“If these two guys are the ones that are left, going back and forth, I think it’s gonna be brutal. There will be a lot of blood on the floor,” she said.
A YouGov poll in the days immediately after the midterms gave DeSantis a seven-point lead over Trump among Republican primary voters, including independents. That’s a shift from a month before the elections when Trump had a 10-point advantage. However, among “strong Republicans”, Trump retains a narrow lead.
Burl administrates a private Facebook group, American Patriots. She polled its members and found that Trump had a slight edge in support. In other social media forums, some of his supporters say he is a “proven fighter” who can connect with the public in ways no other politician can. Others say the time has come to “dump Trump”.
“I love what DJT did for America. But … is he even electable?” asked one of his supporters.
Others questioned his judgment after he backed weak candidates in the midterms solely because they were loyal to his claim that the last presidential election was stolen.
Trump’s deriding of his Florida rival as Ron “DeSanctimonious” days before the midterms was a last straw for some. Then he took to Fox News to warn off DeSantis from running for the presidency, saying “he could hurt himself very badly” and threatening to “tell you things about him that won’t be very flattering”.
“I think he would be making a mistake. I think the base would not like it. I don’t think it would be good for the party,” said Trump.
Burl said she was “shocked” by the former president’s attack on DeSantis.

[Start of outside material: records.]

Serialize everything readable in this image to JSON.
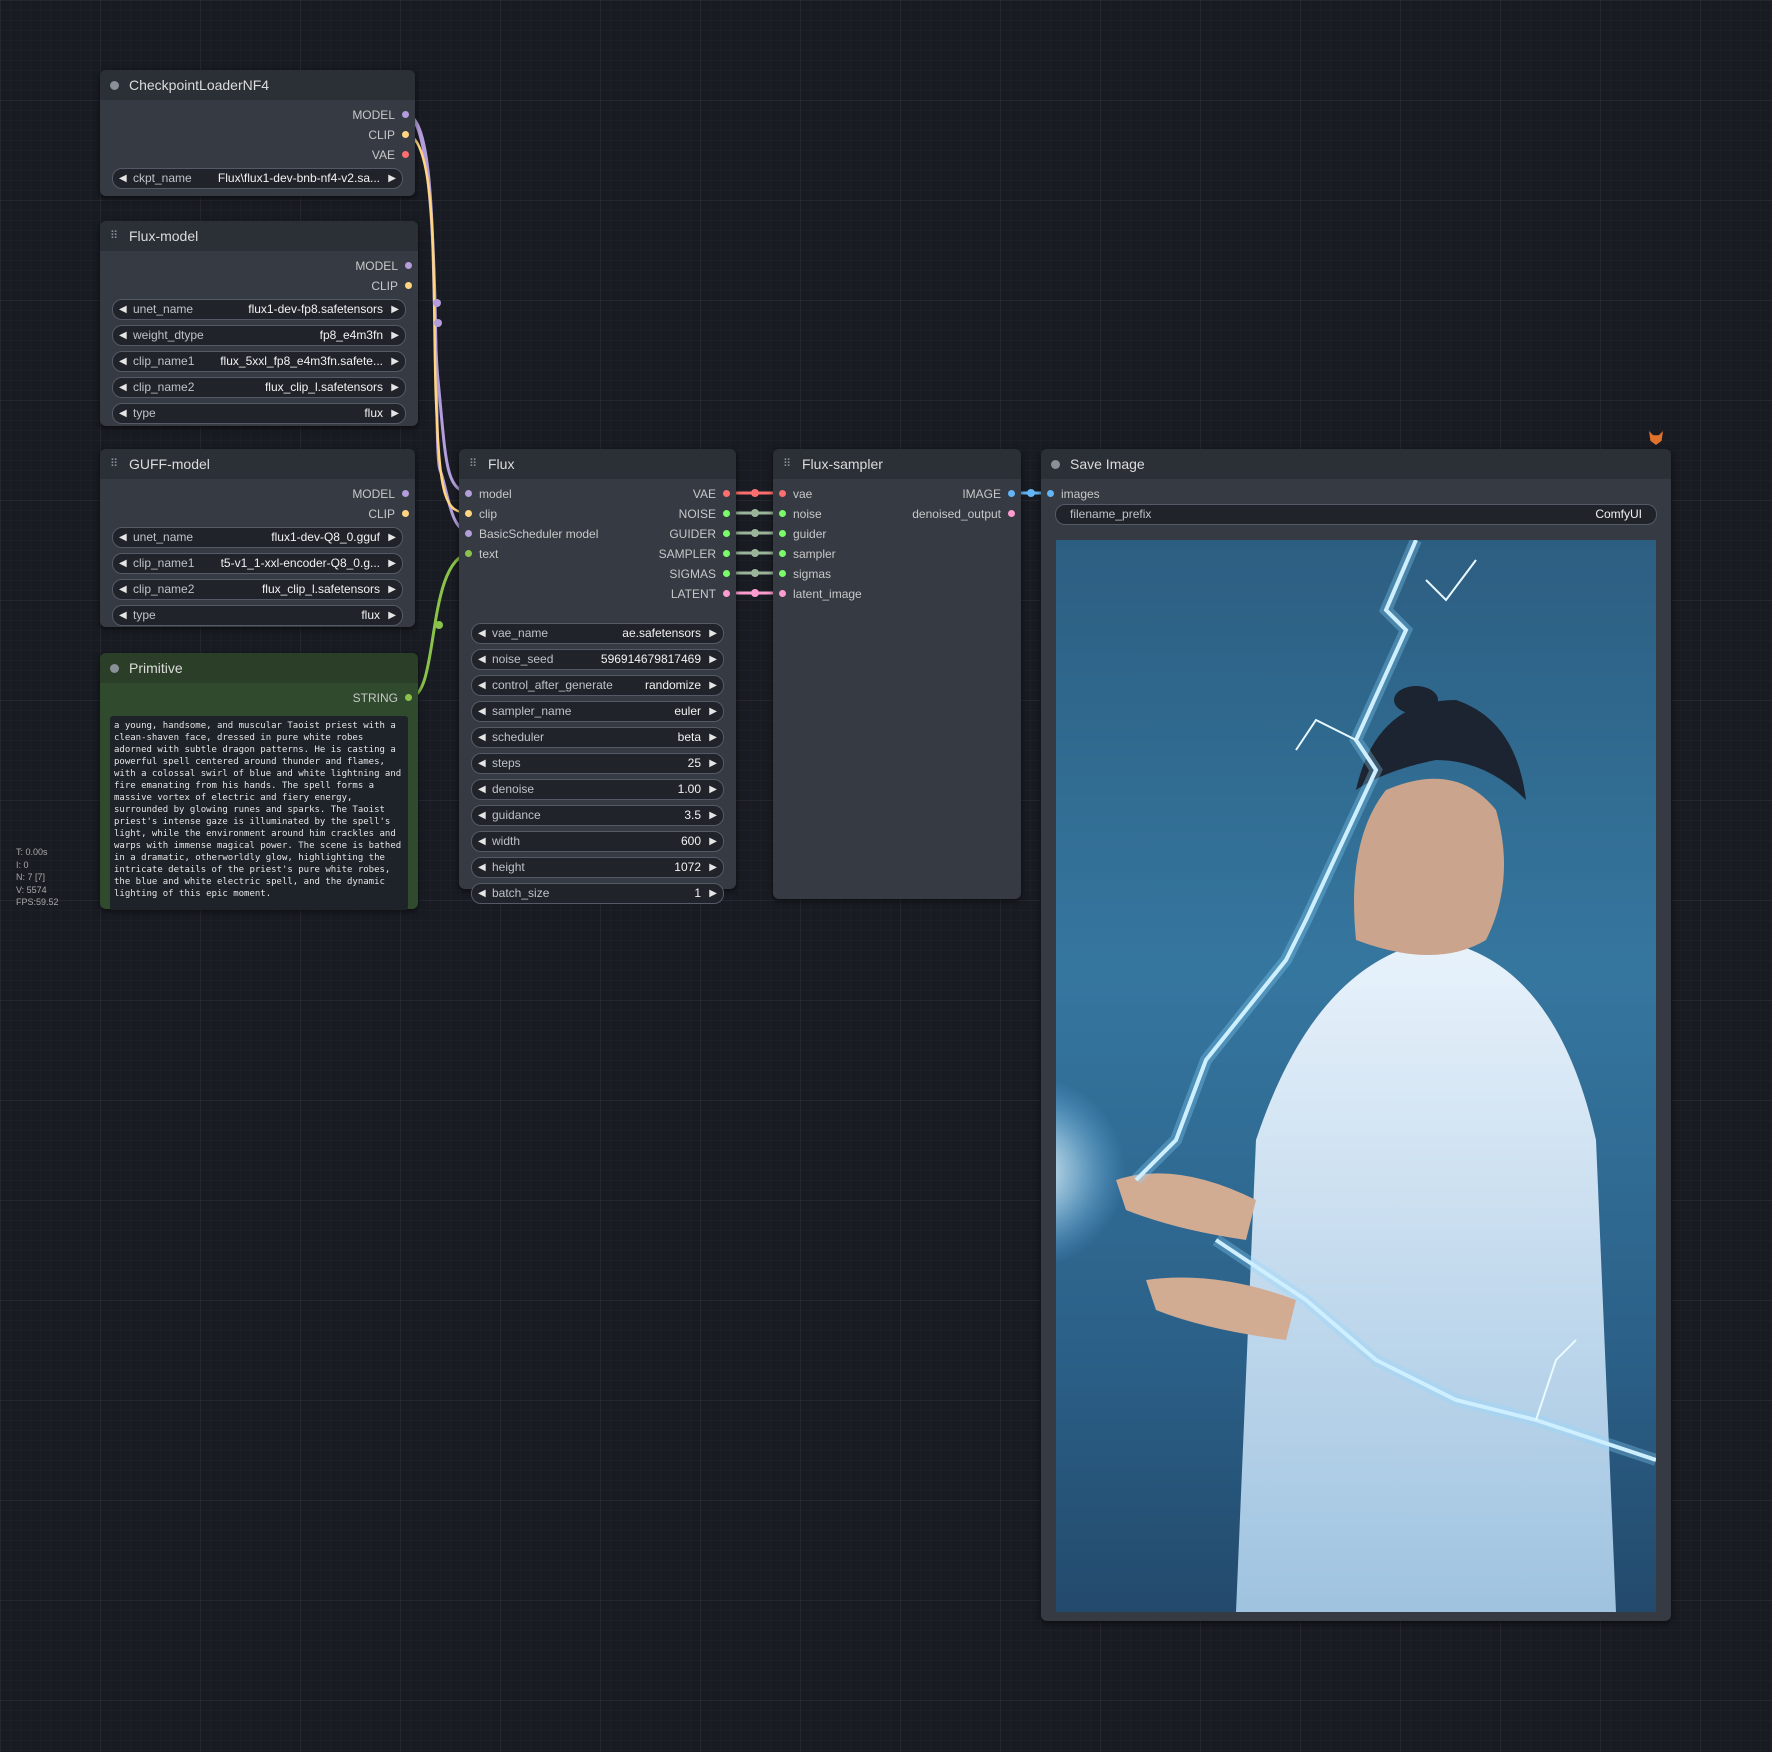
{
  "stats": {
    "t": "T: 0.00s",
    "i": "I: 0",
    "n": "N: 7 [7]",
    "v": "V: 5574",
    "fps": "FPS:59.52"
  },
  "nodes": {
    "checkpoint": {
      "title": "CheckpointLoaderNF4",
      "outputs": [
        "MODEL",
        "CLIP",
        "VAE"
      ],
      "widgets": [
        {
          "label": "ckpt_name",
          "value": "Flux\\flux1-dev-bnb-nf4-v2.sa..."
        }
      ]
    },
    "flux_model": {
      "title": "Flux-model",
      "outputs": [
        "MODEL",
        "CLIP"
      ],
      "widgets": [
        {
          "label": "unet_name",
          "value": "flux1-dev-fp8.safetensors"
        },
        {
          "label": "weight_dtype",
          "value": "fp8_e4m3fn"
        },
        {
          "label": "clip_name1",
          "value": "flux_5xxl_fp8_e4m3fn.safete..."
        },
        {
          "label": "clip_name2",
          "value": "flux_clip_l.safetensors"
        },
        {
          "label": "type",
          "value": "flux"
        }
      ]
    },
    "guff_model": {
      "title": "GUFF-model",
      "outputs": [
        "MODEL",
        "CLIP"
      ],
      "widgets": [
        {
          "label": "unet_name",
          "value": "flux1-dev-Q8_0.gguf"
        },
        {
          "label": "clip_name1",
          "value": "t5-v1_1-xxl-encoder-Q8_0.g..."
        },
        {
          "label": "clip_name2",
          "value": "flux_clip_l.safetensors"
        },
        {
          "label": "type",
          "value": "flux"
        }
      ]
    },
    "primitive": {
      "title": "Primitive",
      "output": "STRING",
      "text": "a young, handsome, and muscular Taoist priest with a clean-shaven face, dressed in pure white robes adorned with subtle dragon patterns. He is casting a powerful spell centered around thunder and flames, with a colossal swirl of blue and white lightning and fire emanating from his hands. The spell forms a massive vortex of electric and fiery energy, surrounded by glowing runes and sparks. The Taoist priest's intense gaze is illuminated by the spell's light, while the environment around him crackles and warps with immense magical power. The scene is bathed in a dramatic, otherworldly glow, highlighting the intricate details of the priest's pure white robes, the blue and white electric spell, and the dynamic lighting of this epic moment."
    },
    "flux": {
      "title": "Flux",
      "inputs": [
        "model",
        "clip",
        "BasicScheduler model",
        "text"
      ],
      "outputs": [
        "VAE",
        "NOISE",
        "GUIDER",
        "SAMPLER",
        "SIGMAS",
        "LATENT"
      ],
      "widgets": [
        {
          "label": "vae_name",
          "value": "ae.safetensors"
        },
        {
          "label": "noise_seed",
          "value": "596914679817469"
        },
        {
          "label": "control_after_generate",
          "value": "randomize"
        },
        {
          "label": "sampler_name",
          "value": "euler"
        },
        {
          "label": "scheduler",
          "value": "beta"
        },
        {
          "label": "steps",
          "value": "25"
        },
        {
          "label": "denoise",
          "value": "1.00"
        },
        {
          "label": "guidance",
          "value": "3.5"
        },
        {
          "label": "width",
          "value": "600"
        },
        {
          "label": "height",
          "value": "1072"
        },
        {
          "label": "batch_size",
          "value": "1"
        }
      ]
    },
    "flux_sampler": {
      "title": "Flux-sampler",
      "inputs": [
        "vae",
        "noise",
        "guider",
        "sampler",
        "sigmas",
        "latent_image"
      ],
      "outputs": [
        "IMAGE",
        "denoised_output"
      ]
    },
    "save_image": {
      "title": "Save Image",
      "inputs": [
        "images"
      ],
      "widgets": [
        {
          "label": "filename_prefix",
          "value": "ComfyUI"
        }
      ],
      "preview_icon": "fox-icon"
    }
  },
  "colors": {
    "model": "#b39ddb",
    "clip": "#ffd580",
    "vae": "#ff6e6e",
    "green": "#7cfc6a",
    "latent": "#ff9ccf",
    "image": "#64b5f6",
    "text_link": "#8bc34a",
    "primitive_bg": "#2f4a2c",
    "primitive_header": "#2b3f28"
  }
}
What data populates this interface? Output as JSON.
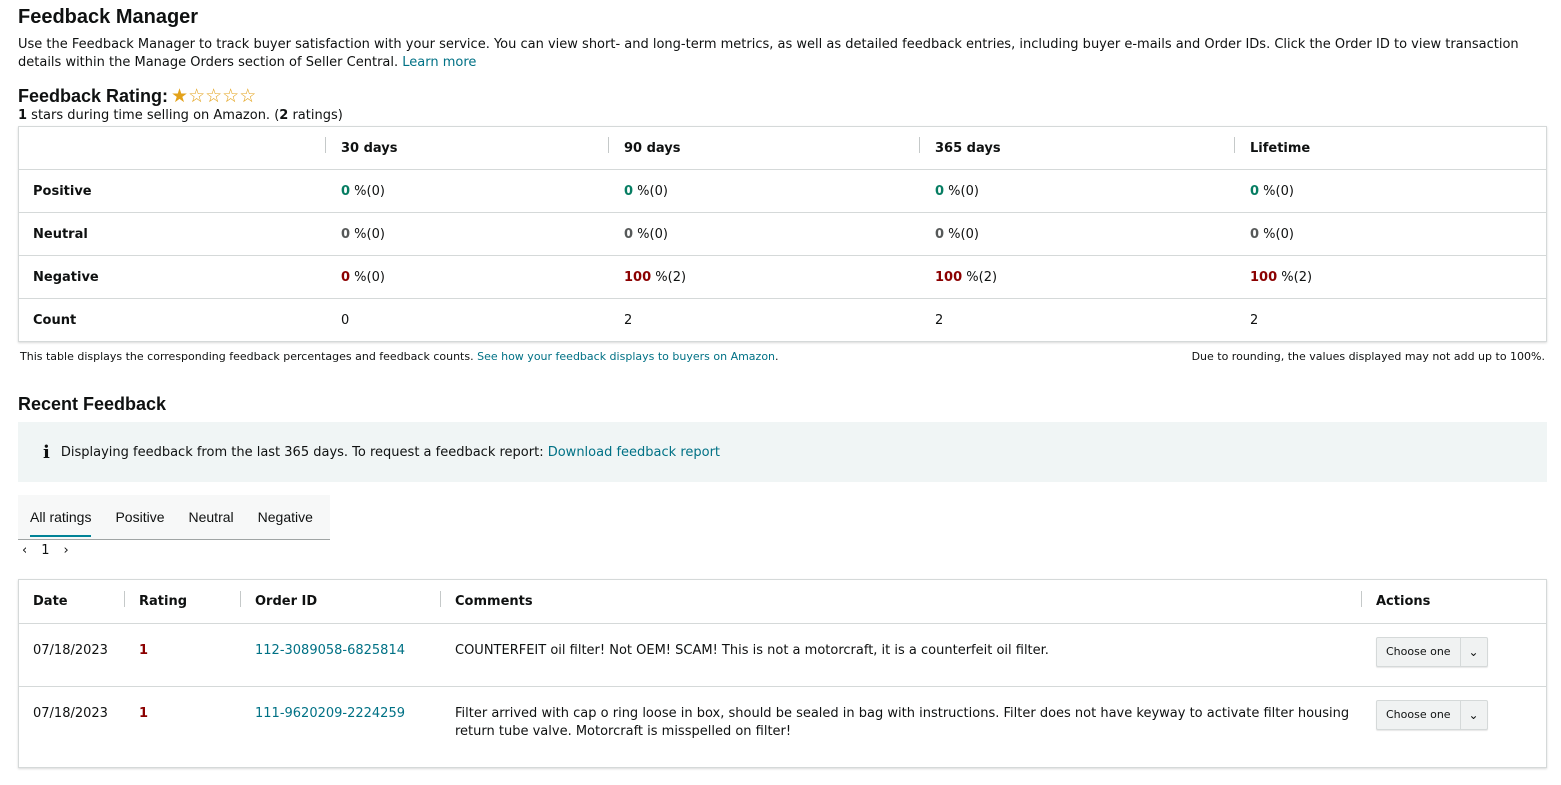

“Trump is starting to call him names and that really disappointed me. And then he said that if DeSantis tries to run against him, he’s got some dirt on DeSantis that he’s going to bring up. That’s not the way to do things,” she said.
Burl said some Republicans were concerned that while they saw Trump as his own man, DeSantis was too much of an accomplished politician whose decisions are calculated according to what he thinks will play well with voters.
“Some people are saying that they don’t trust DeSantis because they think that he will cross into the establishment side. I’m not establishment. I don’t like establishment candidates. I like people like Trump,” she said.
“But even though some people might look on DeSantis as establishment right now, I think he is coming out as his own type of Republican and really doesn’t want to cavort with all of the establishment Republicans and do what they say.”
Shaffer is concerned about the damage Trump will do to the Republican party, and its presidential nominee, if he loses and goes down fighting.
“How does Trump run and not tarnish the other candidates?” he said.
And if Trump is the nominee? Shaffer said he would still campaign for the former president, but doesn’t relish the prospect.
“If Trump got the nomination it will be a much more difficult for him this time around than it was in 2020. We’re gonna have to work very hard, much harder than in 2016 or two years [ago],” he said.